Conference Tournament Week an Underrated Joy

Kevin O'BrienCorrespondent IMarch 15, 2009

I may be the only person to say this, but I think the NCAA Tournament has lost its luster.

It's not that the NCAA tournament doesn't have its moments, but overall, it just doesn't pack the drama it used to. There is nothing that NCAA Tourney can do to improve it, and in fact it isn't a bad thing for college basketball. College basketball is still impacting as ever.

However, in my mind, the conference tournaments may have supplanted the NCAA Tournament in terms of keeping me glued to my couch. While on spring break, rarely did I ever keep the channel off of ESPN. And if it wasn't on ESPN, it was either on ESPN 2 or Fox Sports, where I was watching another conference tournament game.

NCAA Tournament week has the brackets and all the prestige, but in terms of sheer time consumption, nothing—and I mean nothing—beats conference tournaments. If I could take a vacation week, I would do it during conference tournament week rather than the NCAA Tournament weekend.

Here are four reasons why the conference tournament trumps the NCAA Tournament:

4. It's a whole day affair...for an entire week

The NCAA Tournament is a whole day affair as well...but only for four days. Not the case for conference tournament week. Every day there is a chock full of games from different conferences, be it the America East, MEAC, or Big East. And the games start early (usually around 9 a.m.) and end late (the Cuse-Uconn 6 OT affair didn't end until around 11 p.m. et). If you look at the schedule, there were a total of 138 games from Wednesday until Saturday. Granted, not all of them were televised, but that many games is simply a delight for any college basketball fan, especially when they are all crucial in terms of who is going to the postseason.

3. It's not just 65 teams that are important

In the NCAA tournament, it's all about those 65 teams. In the conference tournament, it's hundreds. It's about bubble teams looking to sneak in; it's about those mid-majors looking to clinch a tournament berth by winning their conference tournament; it's about those mediocre teams looking to steal a berth by somehow going on a run; it's about those teams who are shaking in their pants because a team won their tournament and got a berth when they shouldn't have. There is so much at stake, so many people involved. And besides, it seems like everyone has a chance during conference tournament, not just a handful like in the NCAA Tournament.

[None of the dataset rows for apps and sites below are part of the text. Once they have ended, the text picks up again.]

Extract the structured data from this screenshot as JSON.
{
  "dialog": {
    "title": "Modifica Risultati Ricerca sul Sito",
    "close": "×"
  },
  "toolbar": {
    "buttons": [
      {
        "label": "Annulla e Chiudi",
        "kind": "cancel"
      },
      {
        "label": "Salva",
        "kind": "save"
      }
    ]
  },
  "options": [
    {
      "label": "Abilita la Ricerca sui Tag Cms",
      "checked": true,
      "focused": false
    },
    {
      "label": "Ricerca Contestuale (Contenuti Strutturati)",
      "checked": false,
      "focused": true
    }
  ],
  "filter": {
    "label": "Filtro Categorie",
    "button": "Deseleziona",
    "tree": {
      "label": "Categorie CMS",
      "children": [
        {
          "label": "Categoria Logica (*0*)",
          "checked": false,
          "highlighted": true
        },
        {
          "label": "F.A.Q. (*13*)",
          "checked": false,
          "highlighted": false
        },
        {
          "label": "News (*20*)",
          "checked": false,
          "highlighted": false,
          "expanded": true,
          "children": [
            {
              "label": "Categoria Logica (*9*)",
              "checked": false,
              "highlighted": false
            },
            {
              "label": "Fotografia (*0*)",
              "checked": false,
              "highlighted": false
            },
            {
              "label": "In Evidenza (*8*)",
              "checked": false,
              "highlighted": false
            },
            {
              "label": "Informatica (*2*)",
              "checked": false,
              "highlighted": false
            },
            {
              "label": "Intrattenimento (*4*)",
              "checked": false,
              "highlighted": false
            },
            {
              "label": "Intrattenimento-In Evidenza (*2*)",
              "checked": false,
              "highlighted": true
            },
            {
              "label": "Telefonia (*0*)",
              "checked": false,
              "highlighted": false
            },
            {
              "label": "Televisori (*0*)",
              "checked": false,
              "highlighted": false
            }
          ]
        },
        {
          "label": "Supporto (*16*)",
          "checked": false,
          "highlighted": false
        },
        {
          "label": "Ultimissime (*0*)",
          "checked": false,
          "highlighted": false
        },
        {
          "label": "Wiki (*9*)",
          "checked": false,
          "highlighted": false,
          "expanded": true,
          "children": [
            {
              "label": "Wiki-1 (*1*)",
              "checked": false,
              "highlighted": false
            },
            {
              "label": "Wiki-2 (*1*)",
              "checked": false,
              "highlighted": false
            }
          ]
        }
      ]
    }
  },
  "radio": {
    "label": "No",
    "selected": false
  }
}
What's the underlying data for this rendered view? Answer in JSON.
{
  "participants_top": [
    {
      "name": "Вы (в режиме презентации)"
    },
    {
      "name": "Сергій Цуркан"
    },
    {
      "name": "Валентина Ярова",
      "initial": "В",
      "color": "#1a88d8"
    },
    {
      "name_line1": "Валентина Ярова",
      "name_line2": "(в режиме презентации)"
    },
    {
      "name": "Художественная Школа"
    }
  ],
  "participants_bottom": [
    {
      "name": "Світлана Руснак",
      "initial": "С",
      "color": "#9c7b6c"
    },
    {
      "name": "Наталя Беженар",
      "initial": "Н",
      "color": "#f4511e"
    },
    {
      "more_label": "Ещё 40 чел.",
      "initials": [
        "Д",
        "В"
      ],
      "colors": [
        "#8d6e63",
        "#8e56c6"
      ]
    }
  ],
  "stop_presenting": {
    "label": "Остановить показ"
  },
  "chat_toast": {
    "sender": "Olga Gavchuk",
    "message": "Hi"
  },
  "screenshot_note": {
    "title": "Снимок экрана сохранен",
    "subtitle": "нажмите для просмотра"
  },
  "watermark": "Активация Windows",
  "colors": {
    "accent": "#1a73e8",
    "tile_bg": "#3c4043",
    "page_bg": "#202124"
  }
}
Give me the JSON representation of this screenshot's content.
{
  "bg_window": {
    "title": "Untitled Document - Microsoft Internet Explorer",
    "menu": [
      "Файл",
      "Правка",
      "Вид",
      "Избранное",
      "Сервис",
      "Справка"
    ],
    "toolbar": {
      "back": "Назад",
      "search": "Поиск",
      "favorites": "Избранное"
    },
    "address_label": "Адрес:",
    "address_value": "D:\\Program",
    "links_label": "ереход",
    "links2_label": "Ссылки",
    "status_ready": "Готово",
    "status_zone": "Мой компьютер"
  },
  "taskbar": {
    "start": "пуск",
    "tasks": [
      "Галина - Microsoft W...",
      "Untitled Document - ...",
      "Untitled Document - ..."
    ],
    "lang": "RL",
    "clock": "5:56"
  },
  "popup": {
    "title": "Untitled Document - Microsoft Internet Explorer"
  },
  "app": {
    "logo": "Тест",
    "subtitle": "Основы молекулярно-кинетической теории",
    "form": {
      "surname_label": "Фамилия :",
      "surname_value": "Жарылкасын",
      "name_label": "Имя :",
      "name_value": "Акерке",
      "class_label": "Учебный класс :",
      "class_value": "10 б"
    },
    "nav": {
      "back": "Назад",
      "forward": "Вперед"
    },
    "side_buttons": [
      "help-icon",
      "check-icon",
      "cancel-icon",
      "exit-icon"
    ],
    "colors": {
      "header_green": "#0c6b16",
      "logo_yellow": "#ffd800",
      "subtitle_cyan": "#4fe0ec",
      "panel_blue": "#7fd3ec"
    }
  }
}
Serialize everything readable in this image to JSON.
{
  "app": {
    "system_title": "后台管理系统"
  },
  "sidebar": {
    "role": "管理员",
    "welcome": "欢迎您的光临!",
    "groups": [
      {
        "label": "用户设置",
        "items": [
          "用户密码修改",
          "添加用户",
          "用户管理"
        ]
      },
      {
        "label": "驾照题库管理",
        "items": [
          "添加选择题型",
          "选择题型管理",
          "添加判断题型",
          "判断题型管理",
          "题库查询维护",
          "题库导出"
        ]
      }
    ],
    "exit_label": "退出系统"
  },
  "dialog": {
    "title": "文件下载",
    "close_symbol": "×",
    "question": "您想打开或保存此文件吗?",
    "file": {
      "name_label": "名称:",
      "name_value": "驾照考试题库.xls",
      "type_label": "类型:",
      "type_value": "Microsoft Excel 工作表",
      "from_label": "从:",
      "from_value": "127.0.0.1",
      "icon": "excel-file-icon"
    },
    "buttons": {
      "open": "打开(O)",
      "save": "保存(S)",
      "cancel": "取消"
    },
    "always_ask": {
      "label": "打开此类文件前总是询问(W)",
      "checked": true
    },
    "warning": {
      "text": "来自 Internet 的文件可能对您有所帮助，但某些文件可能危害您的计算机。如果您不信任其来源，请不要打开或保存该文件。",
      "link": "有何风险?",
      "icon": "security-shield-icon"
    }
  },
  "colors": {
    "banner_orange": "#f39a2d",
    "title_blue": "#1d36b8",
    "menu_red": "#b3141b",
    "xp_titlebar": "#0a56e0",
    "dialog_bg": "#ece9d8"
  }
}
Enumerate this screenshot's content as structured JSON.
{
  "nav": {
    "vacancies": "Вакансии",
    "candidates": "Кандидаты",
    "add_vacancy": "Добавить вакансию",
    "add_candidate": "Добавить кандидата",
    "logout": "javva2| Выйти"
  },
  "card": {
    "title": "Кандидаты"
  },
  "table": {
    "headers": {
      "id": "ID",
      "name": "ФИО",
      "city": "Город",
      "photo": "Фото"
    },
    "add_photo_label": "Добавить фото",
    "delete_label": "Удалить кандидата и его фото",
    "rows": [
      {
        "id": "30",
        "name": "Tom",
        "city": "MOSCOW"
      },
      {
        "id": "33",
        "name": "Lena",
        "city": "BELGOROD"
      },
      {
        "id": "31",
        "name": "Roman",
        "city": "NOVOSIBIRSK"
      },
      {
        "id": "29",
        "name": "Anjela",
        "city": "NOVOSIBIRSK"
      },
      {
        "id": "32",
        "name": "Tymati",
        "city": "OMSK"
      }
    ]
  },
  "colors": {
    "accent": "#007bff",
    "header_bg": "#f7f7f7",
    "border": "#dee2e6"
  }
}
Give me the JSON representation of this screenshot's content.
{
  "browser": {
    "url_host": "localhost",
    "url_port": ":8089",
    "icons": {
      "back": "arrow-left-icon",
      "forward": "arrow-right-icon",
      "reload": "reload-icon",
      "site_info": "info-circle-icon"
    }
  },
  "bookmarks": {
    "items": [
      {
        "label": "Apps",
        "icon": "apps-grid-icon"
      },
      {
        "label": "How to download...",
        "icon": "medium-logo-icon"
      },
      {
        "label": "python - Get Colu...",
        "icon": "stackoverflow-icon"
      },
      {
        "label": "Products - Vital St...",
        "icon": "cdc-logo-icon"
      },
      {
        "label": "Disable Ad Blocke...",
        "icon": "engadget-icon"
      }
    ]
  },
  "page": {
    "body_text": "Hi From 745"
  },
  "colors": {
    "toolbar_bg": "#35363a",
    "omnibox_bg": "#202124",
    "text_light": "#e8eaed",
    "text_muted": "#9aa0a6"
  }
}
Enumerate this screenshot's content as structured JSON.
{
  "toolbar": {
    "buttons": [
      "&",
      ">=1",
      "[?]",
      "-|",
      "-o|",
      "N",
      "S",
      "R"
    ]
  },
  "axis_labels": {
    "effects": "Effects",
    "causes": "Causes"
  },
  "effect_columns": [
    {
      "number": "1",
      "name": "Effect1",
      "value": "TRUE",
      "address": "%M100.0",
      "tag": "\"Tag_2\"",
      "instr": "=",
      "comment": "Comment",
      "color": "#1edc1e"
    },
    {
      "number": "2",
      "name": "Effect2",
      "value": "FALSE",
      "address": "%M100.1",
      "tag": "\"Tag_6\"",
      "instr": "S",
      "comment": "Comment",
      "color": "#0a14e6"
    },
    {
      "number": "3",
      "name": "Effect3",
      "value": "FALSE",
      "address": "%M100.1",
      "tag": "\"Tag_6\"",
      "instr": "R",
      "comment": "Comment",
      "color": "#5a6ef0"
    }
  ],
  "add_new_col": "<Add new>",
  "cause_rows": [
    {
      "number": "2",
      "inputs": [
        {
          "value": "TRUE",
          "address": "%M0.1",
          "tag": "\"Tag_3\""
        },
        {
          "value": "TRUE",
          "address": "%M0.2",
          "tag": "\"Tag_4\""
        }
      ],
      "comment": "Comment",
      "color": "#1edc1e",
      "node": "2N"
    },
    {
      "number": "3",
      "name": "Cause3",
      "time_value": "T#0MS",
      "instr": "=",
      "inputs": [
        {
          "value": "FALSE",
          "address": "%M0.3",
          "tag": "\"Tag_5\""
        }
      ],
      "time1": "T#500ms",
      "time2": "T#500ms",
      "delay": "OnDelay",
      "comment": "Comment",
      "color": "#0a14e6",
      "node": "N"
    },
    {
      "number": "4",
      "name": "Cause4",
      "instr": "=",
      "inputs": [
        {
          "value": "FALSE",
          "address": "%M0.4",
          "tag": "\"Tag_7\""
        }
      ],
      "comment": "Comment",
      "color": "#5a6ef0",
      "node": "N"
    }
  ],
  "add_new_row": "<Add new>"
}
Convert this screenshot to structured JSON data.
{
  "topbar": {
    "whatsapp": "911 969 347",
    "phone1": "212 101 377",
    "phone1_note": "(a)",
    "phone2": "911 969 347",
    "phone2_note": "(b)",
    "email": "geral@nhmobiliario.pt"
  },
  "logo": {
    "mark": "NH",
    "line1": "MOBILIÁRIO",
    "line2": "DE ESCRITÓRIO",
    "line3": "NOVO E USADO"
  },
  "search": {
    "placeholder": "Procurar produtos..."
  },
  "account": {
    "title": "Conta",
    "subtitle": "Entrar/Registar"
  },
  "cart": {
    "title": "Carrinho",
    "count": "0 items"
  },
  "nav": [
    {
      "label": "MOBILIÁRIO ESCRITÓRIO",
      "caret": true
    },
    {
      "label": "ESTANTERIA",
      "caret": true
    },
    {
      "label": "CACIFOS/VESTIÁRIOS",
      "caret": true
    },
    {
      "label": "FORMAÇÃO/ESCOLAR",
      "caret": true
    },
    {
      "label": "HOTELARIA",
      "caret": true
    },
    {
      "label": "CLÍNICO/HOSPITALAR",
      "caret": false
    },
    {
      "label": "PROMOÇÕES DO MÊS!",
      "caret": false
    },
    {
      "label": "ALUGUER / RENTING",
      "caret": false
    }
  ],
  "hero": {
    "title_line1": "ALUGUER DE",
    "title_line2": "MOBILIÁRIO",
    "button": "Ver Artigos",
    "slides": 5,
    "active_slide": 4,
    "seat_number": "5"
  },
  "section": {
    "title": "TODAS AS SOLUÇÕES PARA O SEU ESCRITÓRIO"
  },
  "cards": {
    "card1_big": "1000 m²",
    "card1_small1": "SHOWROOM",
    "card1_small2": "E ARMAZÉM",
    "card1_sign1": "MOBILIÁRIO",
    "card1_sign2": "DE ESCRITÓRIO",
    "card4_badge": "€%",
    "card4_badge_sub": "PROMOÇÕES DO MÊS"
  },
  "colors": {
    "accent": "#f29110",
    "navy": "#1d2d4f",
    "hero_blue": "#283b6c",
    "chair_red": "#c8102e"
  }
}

2. You see teams and leagues you normally wouldn't care or think about

-I got up early at 8 a.m. to watch the Binghamton-UMBC America East final. Normally, I wouldn't even follow an America East score on—let alone watch a game. However, because of what was on the line, and because it is a game you don't see on TV except during this time of the year, I sucked it up despite nursing a hangover from the previous night. That is one of the reasons why the NCAA tournament has lost its luster. It used to be a time where you could see teams you normally couldn't see. However, with ESPN showing all the conference tournament championships you get that luxury a week early, so if you're a college basketball fan, those teams aren't mysteries like they used to be. Believe me, I know more about American University more than most people would have maybe ten years ago when they pick their bracket come Sunday night.

1. There is always the unexpected

There's always a certain level of expectation with the NCAA Tournament. With the exception of George Mason in 2006, things always turn out like one thinks. The good teams advance, the lesser teams eventually fade away even if they do make a splash early on. In the conference tournament though, you see 15-16 teams run the table and win the conference tournament. You see games that last six overtimes and see that team play another overtime game the next night. Try to beat that with the NCAA tournament.